As I mentioned, we are investing in commercial-stage companies, and part of the reason for that is to reduce/ mitigate some of the technology risk involved. We are not willing to take a ton of technology risk, especially in our traditional funds, so we want to make sure we have mitigated that up front in terms of company selection and due diligence.
For that reason, there are a couple of considerations that we look at. They are not all equally important, but they all do need to be there to some degree. The most important considerations being;
Any advice you would give to someone new to investing in the cell and/or gene therapy?
- We need confidence that there is a sizeable addressable market where there is a compelling customer need.
- We have to believe that the management team is credible and ready for investment.
- We have to believe that this is a space where we can provide value beyond the dollar, to make sure we can actually help the company be successful
Goodluck! In reality, I think that partnering with other groups or SMEs that know the space is critically important. Trying to navigate the space and become an expert on your own is a daunting task at best. It’s hard because not a lot of people have been in the industry for fifteen or twenty years, as it is relatively new. Walking in, eyes wide open, and taking a little more time and effort to talk to people close to the space is vital.
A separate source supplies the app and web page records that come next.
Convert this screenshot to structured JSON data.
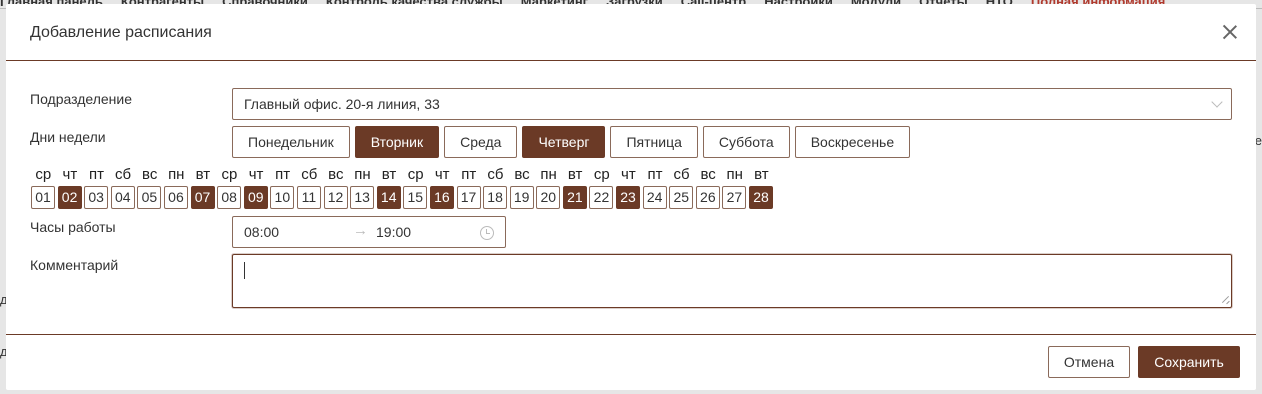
{
  "background": {
    "menu": [
      {
        "label": "Главная панель",
        "red": false
      },
      {
        "label": "Контрагенты",
        "red": false
      },
      {
        "label": "Справочники",
        "red": false
      },
      {
        "label": "Контроль качества службы",
        "red": false
      },
      {
        "label": "Маркетинг",
        "red": false
      },
      {
        "label": "Загрузки",
        "red": false
      },
      {
        "label": "Call-центр",
        "red": false
      },
      {
        "label": "Настройки",
        "red": false
      },
      {
        "label": "Модули",
        "red": false
      },
      {
        "label": "Отчеты",
        "red": false
      },
      {
        "label": "НТО",
        "red": false
      },
      {
        "label": "Полная информация",
        "red": true
      }
    ]
  },
  "colors": {
    "accent": "#6b3a26",
    "border": "#8a6a5a"
  },
  "modal": {
    "title": "Добавление расписания",
    "close_icon": "close-icon",
    "fields": {
      "department_label": "Подразделение",
      "department_value": "Главный офис. 20-я линия, 33",
      "weekdays_label": "Дни недели",
      "hours_label": "Часы работы",
      "comment_label": "Комментарий"
    },
    "weekdays": [
      {
        "label": "Понедельник",
        "active": false
      },
      {
        "label": "Вторник",
        "active": true
      },
      {
        "label": "Среда",
        "active": false
      },
      {
        "label": "Четверг",
        "active": true
      },
      {
        "label": "Пятница",
        "active": false
      },
      {
        "label": "Суббота",
        "active": false
      },
      {
        "label": "Воскресенье",
        "active": false
      }
    ],
    "calendar": {
      "weekday_headers": [
        "ср",
        "чт",
        "пт",
        "сб",
        "вс",
        "пн",
        "вт",
        "ср",
        "чт",
        "пт",
        "сб",
        "вс",
        "пн",
        "вт",
        "ср",
        "чт",
        "пт",
        "сб",
        "вс",
        "пн",
        "вт",
        "ср",
        "чт",
        "пт",
        "сб",
        "вс",
        "пн",
        "вт"
      ],
      "days": [
        {
          "d": "01",
          "active": false
        },
        {
          "d": "02",
          "active": true
        },
        {
          "d": "03",
          "active": false
        },
        {
          "d": "04",
          "active": false
        },
        {
          "d": "05",
          "active": false
        },
        {
          "d": "06",
          "active": false
        },
        {
          "d": "07",
          "active": true
        },
        {
          "d": "08",
          "active": false
        },
        {
          "d": "09",
          "active": true
        },
        {
          "d": "10",
          "active": false
        },
        {
          "d": "11",
          "active": false
        },
        {
          "d": "12",
          "active": false
        },
        {
          "d": "13",
          "active": false
        },
        {
          "d": "14",
          "active": true
        },
        {
          "d": "15",
          "active": false
        },
        {
          "d": "16",
          "active": true
        },
        {
          "d": "17",
          "active": false
        },
        {
          "d": "18",
          "active": false
        },
        {
          "d": "19",
          "active": false
        },
        {
          "d": "20",
          "active": false
        },
        {
          "d": "21",
          "active": true
        },
        {
          "d": "22",
          "active": false
        },
        {
          "d": "23",
          "active": true
        },
        {
          "d": "24",
          "active": false
        },
        {
          "d": "25",
          "active": false
        },
        {
          "d": "26",
          "active": false
        },
        {
          "d": "27",
          "active": false
        },
        {
          "d": "28",
          "active": true
        }
      ]
    },
    "hours": {
      "from": "08:00",
      "arrow": "→",
      "to": "19:00"
    },
    "comment_value": "",
    "buttons": {
      "cancel": "Отмена",
      "save": "Сохранить"
    }
  }
}
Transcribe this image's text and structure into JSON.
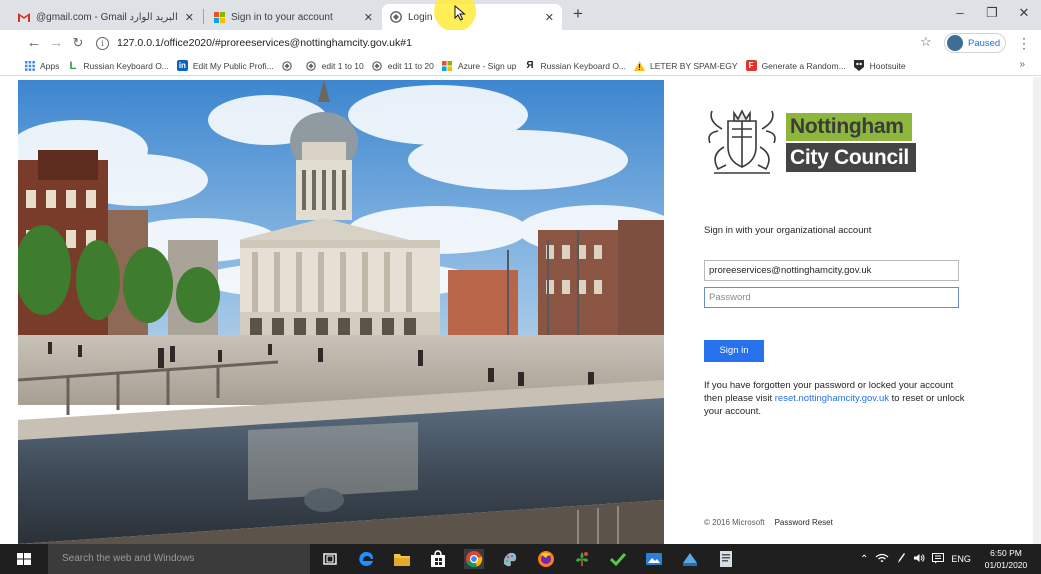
{
  "browser": {
    "tabs": [
      {
        "title": "@gmail.com - Gmail البريد الوارد",
        "favicon": "gmail-icon",
        "active": false
      },
      {
        "title": "Sign in to your account",
        "favicon": "microsoft-icon",
        "active": false
      },
      {
        "title": "Login -",
        "favicon": "globe-icon",
        "active": true
      }
    ],
    "address": {
      "url": "127.0.0.1/office2020/#proreeservices@nottinghamcity.gov.uk#1"
    },
    "profile": {
      "label": "Paused"
    },
    "bookmarks": [
      {
        "label": "Apps",
        "icon": "apps-grid-icon"
      },
      {
        "label": "Russian Keyboard O...",
        "icon": "green-l-icon"
      },
      {
        "label": "Edit My Public Profi...",
        "icon": "linkedin-icon"
      },
      {
        "label": "",
        "icon": "globe-icon"
      },
      {
        "label": "edit 1 to 10",
        "icon": "globe-icon"
      },
      {
        "label": "edit 11 to 20",
        "icon": "globe-icon"
      },
      {
        "label": "Azure - Sign up",
        "icon": "microsoft-icon"
      },
      {
        "label": "Russian Keyboard O...",
        "icon": "ya-icon"
      },
      {
        "label": "LETER BY SPAM-EGY",
        "icon": "warning-icon"
      },
      {
        "label": "Generate a Random...",
        "icon": "red-f-icon"
      },
      {
        "label": "Hootsuite",
        "icon": "hootsuite-icon"
      }
    ],
    "bookmarks_more": "»"
  },
  "login": {
    "logo_line1": "Nottingham",
    "logo_line2": "City Council",
    "heading": "Sign in with your organizational account",
    "email_value": "proreeservices@nottinghamcity.gov.uk",
    "password_placeholder": "Password",
    "signin_label": "Sign in",
    "help_text_before": "If you have forgotten your password or locked your account then please visit ",
    "help_link": "reset.nottinghamcity.gov.uk",
    "help_text_after": " to reset or unlock your account.",
    "copyright": "© 2016 Microsoft",
    "password_reset": "Password Reset"
  },
  "taskbar": {
    "search_placeholder": "Search the web and Windows",
    "language": "ENG",
    "time": "6:50 PM",
    "date": "01/01/2020"
  },
  "colors": {
    "accent": "#2672ec",
    "logo_green": "#8db63c",
    "logo_dark": "#444444"
  }
}
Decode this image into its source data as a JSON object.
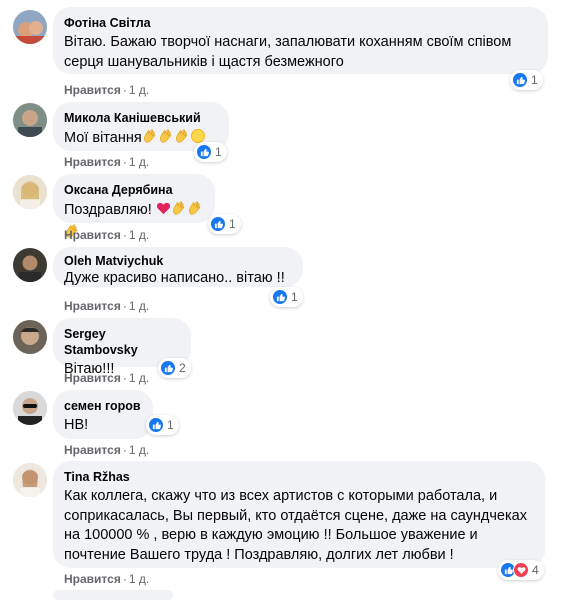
{
  "like_label": "Нравится",
  "comments": [
    {
      "author": "Фотіна Світла",
      "text": "Вітаю. Бажаю творчої наснаги, запалювати коханням своїм співом серця шанувальників і щастя безмежного",
      "time": "1 д.",
      "reactions": [
        "like"
      ],
      "reaction_count": "1"
    },
    {
      "author": "Микола Канішевський",
      "text": "Мої вітання",
      "emojis": [
        "clap-emoji",
        "clap-emoji",
        "clap-emoji",
        "sun-emoji"
      ],
      "time": "1 д.",
      "reactions": [
        "like"
      ],
      "reaction_count": "1"
    },
    {
      "author": "Оксана Дерябина",
      "text": "Поздравляю!",
      "emojis": [
        "heart-emoji",
        "clap-emoji",
        "clap-emoji",
        "clap-emoji"
      ],
      "time": "1 д.",
      "reactions": [
        "like"
      ],
      "reaction_count": "1"
    },
    {
      "author": "Oleh Matviychuk",
      "text": "Дуже красиво написано.. вітаю !!",
      "time": "1 д.",
      "reactions": [
        "like"
      ],
      "reaction_count": "1"
    },
    {
      "author": "Sergey Stambovsky",
      "text": "Вітаю!!!",
      "time": "1 д.",
      "reactions": [
        "like"
      ],
      "reaction_count": "2"
    },
    {
      "author": "семен горов",
      "text": "НВ!",
      "time": "1 д.",
      "reactions": [
        "like"
      ],
      "reaction_count": "1"
    },
    {
      "author": "Tina Ržhas",
      "text_lines": [
        "Как коллега, скажу что из всех артистов с которыми работала, и",
        "соприкасалась, Вы первый, кто отдаётся сцене, даже на саундчеках",
        "на 100000 % , верю в каждую эмоцию !! Большое уважение и",
        "почтение Вашего труда ! Поздравляю, долгих лет любви !"
      ],
      "time": "1 д.",
      "reactions": [
        "like",
        "love"
      ],
      "reaction_count": "4"
    }
  ],
  "colors": {
    "bubble": "#f0f2f5",
    "like_blue": "#1877f2",
    "love_red": "#f33e58",
    "meta": "#65676b"
  }
}
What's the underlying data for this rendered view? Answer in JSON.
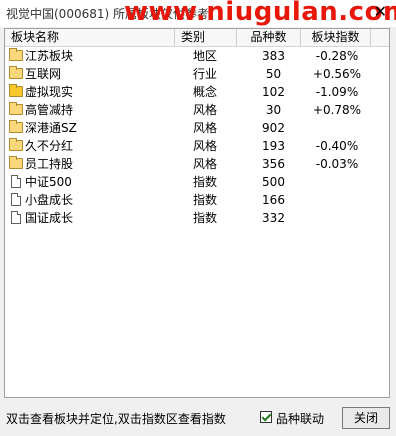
{
  "window": {
    "title": "视觉中国(000681) 所属板块仅供参考",
    "watermark": "www.niugulan.com",
    "close_glyph": "✕"
  },
  "table": {
    "headers": [
      "板块名称",
      "类别",
      "品种数",
      "板块指数"
    ],
    "rows": [
      {
        "icon": "folder",
        "name": "江苏板块",
        "type": "地区",
        "count": "383",
        "index": "-0.28%"
      },
      {
        "icon": "folder",
        "name": "互联网",
        "type": "行业",
        "count": "50",
        "index": "+0.56%"
      },
      {
        "icon": "folder-yellow",
        "name": "虚拟现实",
        "type": "概念",
        "count": "102",
        "index": "-1.09%"
      },
      {
        "icon": "folder",
        "name": "高管减持",
        "type": "风格",
        "count": "30",
        "index": "+0.78%"
      },
      {
        "icon": "folder",
        "name": "深港通SZ",
        "type": "风格",
        "count": "902",
        "index": ""
      },
      {
        "icon": "folder",
        "name": "久不分红",
        "type": "风格",
        "count": "193",
        "index": "-0.40%"
      },
      {
        "icon": "folder",
        "name": "员工持股",
        "type": "风格",
        "count": "356",
        "index": "-0.03%"
      },
      {
        "icon": "doc",
        "name": "中证500",
        "type": "指数",
        "count": "500",
        "index": ""
      },
      {
        "icon": "doc",
        "name": "小盘成长",
        "type": "指数",
        "count": "166",
        "index": ""
      },
      {
        "icon": "doc",
        "name": "国证成长",
        "type": "指数",
        "count": "332",
        "index": ""
      }
    ]
  },
  "footer": {
    "status_text": "双击查看板块并定位,双击指数区查看指数",
    "checkbox_label": "品种联动",
    "checkbox_checked": true,
    "close_button": "关闭"
  },
  "colors": {
    "watermark": "#e8170a",
    "background": "#f0f0f0",
    "panel": "#ffffff"
  }
}
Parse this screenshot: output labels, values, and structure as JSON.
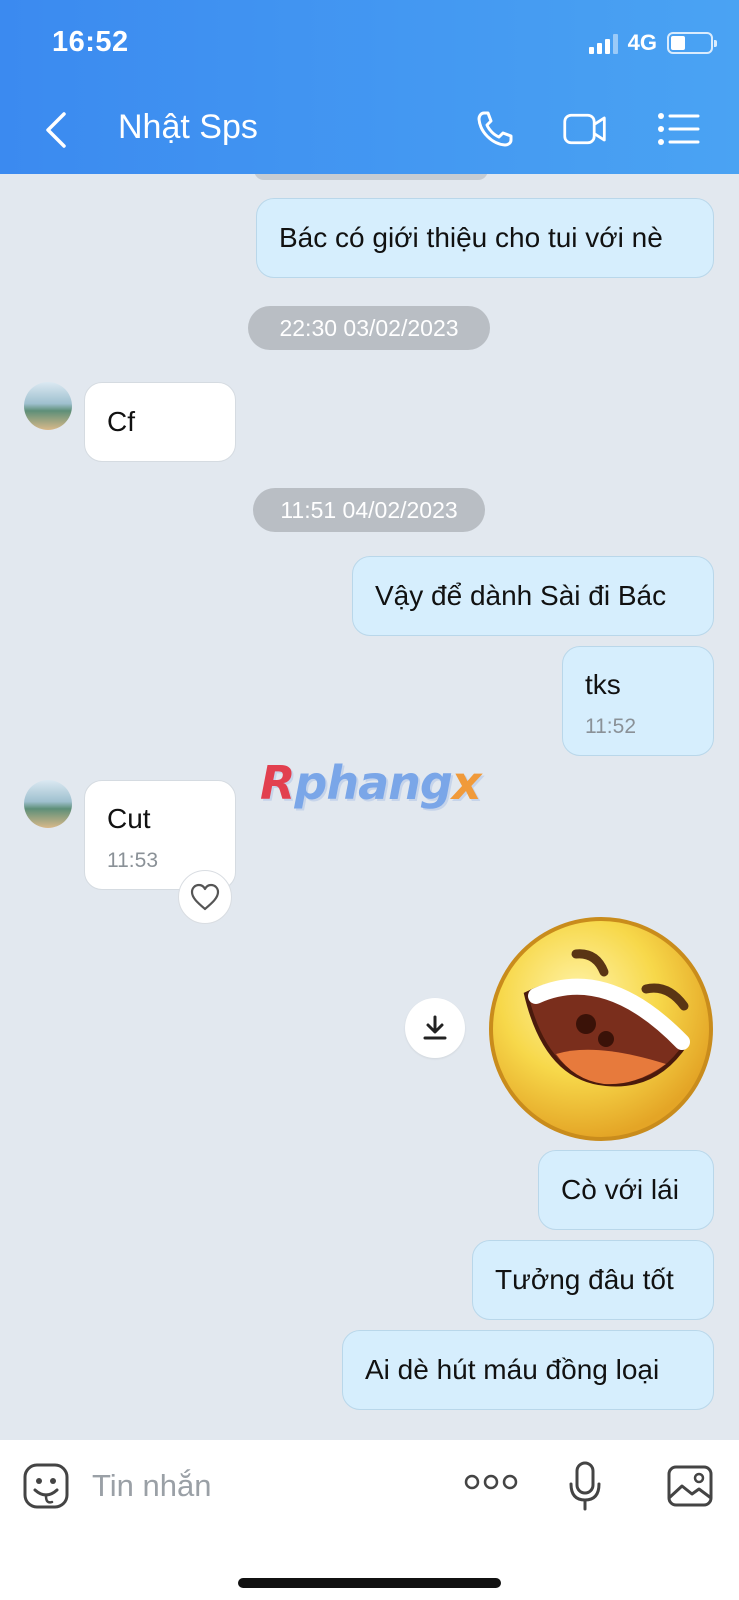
{
  "status_bar": {
    "time": "16:52",
    "network": "4G"
  },
  "header": {
    "title": "Nhật Sps",
    "icons": [
      "chevron-left-icon",
      "phone-icon",
      "video-camera-icon",
      "list-menu-icon"
    ]
  },
  "colors": {
    "header_start": "#3b8af0",
    "header_end": "#4aa3f3",
    "outgoing_bubble": "#d6eefd",
    "incoming_bubble": "#ffffff",
    "background": "#e2e8ef"
  },
  "messages": [
    {
      "type": "outgoing",
      "text": "Bác có giới thiệu cho tui với nè"
    },
    {
      "type": "timestamp",
      "text": "22:30 03/02/2023"
    },
    {
      "type": "incoming",
      "text": "Cf"
    },
    {
      "type": "timestamp",
      "text": "11:51 04/02/2023"
    },
    {
      "type": "outgoing",
      "text": "Vậy để dành Sài đi Bác"
    },
    {
      "type": "outgoing",
      "text": "tks",
      "time": "11:52"
    },
    {
      "type": "incoming",
      "text": "Cut",
      "time": "11:53"
    },
    {
      "type": "sticker",
      "icon": "laughing-face-sticker"
    },
    {
      "type": "outgoing",
      "text": "Cò với lái"
    },
    {
      "type": "outgoing",
      "text": "Tưởng đâu tốt"
    },
    {
      "type": "outgoing",
      "text": "Ai dè hút máu đồng loại"
    }
  ],
  "watermark": {
    "first": "R",
    "middle": "phang",
    "last": "x"
  },
  "composer": {
    "placeholder": "Tin nhắn",
    "icons": [
      "emoji-icon",
      "more-icon",
      "microphone-icon",
      "image-icon"
    ]
  }
}
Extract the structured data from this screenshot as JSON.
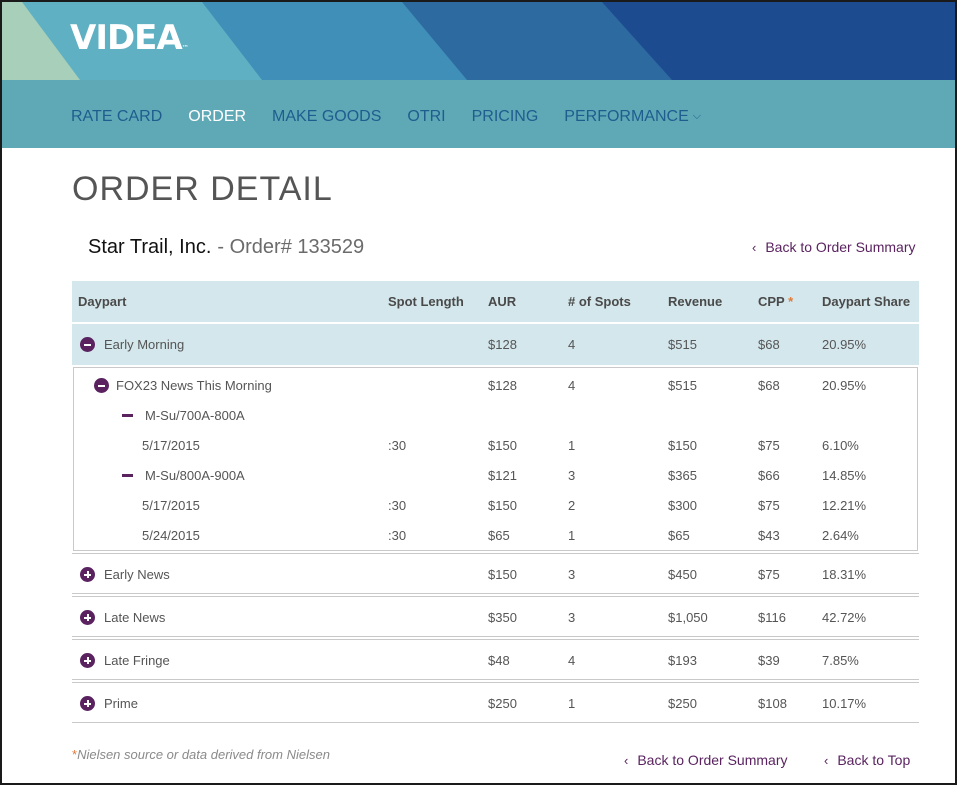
{
  "brand": {
    "logo_text": "VIDEA",
    "logo_mark": "™"
  },
  "colors": {
    "accent": "#5a2360",
    "nav_bg": "#5fa9b7",
    "header_bg": "#d4e7ec",
    "asterisk": "#e07b38"
  },
  "nav": {
    "items": [
      {
        "label": "RATE CARD"
      },
      {
        "label": "ORDER"
      },
      {
        "label": "MAKE GOODS"
      },
      {
        "label": "OTRI"
      },
      {
        "label": "PRICING"
      },
      {
        "label": "PERFORMANCE"
      }
    ],
    "active": "ORDER",
    "dropdown_icon": "chevron-down-icon"
  },
  "page": {
    "title": "ORDER DETAIL",
    "advertiser": "Star Trail, Inc.",
    "order_label": "- Order# 133529"
  },
  "links": {
    "back_summary": "Back to Order Summary",
    "back_top": "Back to Top"
  },
  "table": {
    "columns": [
      "Daypart",
      "Spot Length",
      "AUR",
      "# of Spots",
      "Revenue",
      "CPP",
      "Daypart Share"
    ],
    "cpp_asterisk": "*",
    "expanded": {
      "daypart": "Early Morning",
      "aur": "$128",
      "spots": "4",
      "revenue": "$515",
      "cpp": "$68",
      "share": "20.95%",
      "program": {
        "name": "FOX23 News This Morning",
        "aur": "$128",
        "spots": "4",
        "revenue": "$515",
        "cpp": "$68",
        "share": "20.95%"
      },
      "slots": [
        {
          "name": "M-Su/700A-800A",
          "aur": "",
          "spots": "",
          "revenue": "",
          "cpp": "",
          "share": "",
          "dates": [
            {
              "date": "5/17/2015",
              "length": ":30",
              "aur": "$150",
              "spots": "1",
              "revenue": "$150",
              "cpp": "$75",
              "share": "6.10%"
            }
          ]
        },
        {
          "name": "M-Su/800A-900A",
          "aur": "$121",
          "spots": "3",
          "revenue": "$365",
          "cpp": "$66",
          "share": "14.85%",
          "dates": [
            {
              "date": "5/17/2015",
              "length": ":30",
              "aur": "$150",
              "spots": "2",
              "revenue": "$300",
              "cpp": "$75",
              "share": "12.21%"
            },
            {
              "date": "5/24/2015",
              "length": ":30",
              "aur": "$65",
              "spots": "1",
              "revenue": "$65",
              "cpp": "$43",
              "share": "2.64%"
            }
          ]
        }
      ]
    },
    "collapsed": [
      {
        "daypart": "Early News",
        "aur": "$150",
        "spots": "3",
        "revenue": "$450",
        "cpp": "$75",
        "share": "18.31%"
      },
      {
        "daypart": "Late News",
        "aur": "$350",
        "spots": "3",
        "revenue": "$1,050",
        "cpp": "$116",
        "share": "42.72%"
      },
      {
        "daypart": "Late Fringe",
        "aur": "$48",
        "spots": "4",
        "revenue": "$193",
        "cpp": "$39",
        "share": "7.85%"
      },
      {
        "daypart": "Prime",
        "aur": "$250",
        "spots": "1",
        "revenue": "$250",
        "cpp": "$108",
        "share": "10.17%"
      }
    ]
  },
  "footnote": {
    "asterisk": "*",
    "text": "Nielsen source or data derived from Nielsen"
  }
}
Another important element is to recognize that the commercial profile of companies in CGT looks different from other modalities because the clinicals tend to be a lot smaller. In this space, companies are going to ramp up a lot faster and ramp up bigger, but the early-stage startups are frankly not as attractive. They don’t look as big as what you might expect in other modalities because of those earlier-stage clinical trials. This is important to understand.
I would also look a lot at what percentage of venture dollars that are going into CGT compared to other areas. Last I checked, maybe 30% of venture dollars in pharma are going into the CGT space, so that tells you a little something about the expectation of what’s going to happen.
Another thing to consider is the percentage of value the asset provides to the product. For example, I focus on the tools and services side, and because the tools are so critical for manufacturing, they actually provide more value than what you would expect for traditional biologics and certainly small molecules because of the criticality in the manufacturing.
Is freedom to operate (FTO) something you consider an investment criteria?
Of course. You have to look at intellectual property (IP), any investor is going to look at IP. FTO is a big concern depending on the area. CGT is broad because it’s a modality it’s not one specific area, but in specific areas in the CGT space that’s critical – gene editing is a perfect example of an area where FTO is going to be hugely important.
As an investor, what themes or areas are you interested in right now?
I like anything associated with ISCT, of course!
In terms of foundational technologies, there are going to be different opinions, but personally, iPSC technologies are an area I’m looking at a lot right now, and I am very bullish about it. In a similar vein, gene editing technology. Closed processing and then IT connectivity between these technologies are other focus areas. Finally, I would say non-viral cell engineering is an area that I see as having huge potential, which is very much correlated with the gene-editing space.
What was your experience as an investor attending ISCT 2022 San Francisco?
For me, what makes ISCT meetings great is the people who attend them. I have been to a number of ISCT meetings in the last several years, and it has always been a positive experience. ISCT attracts a strong balance of scientific, industry and academic professionals and truly creates an international community that other organizations in the space simply do not get. In relation to other meetings, I have been to, ISCT is by far the best.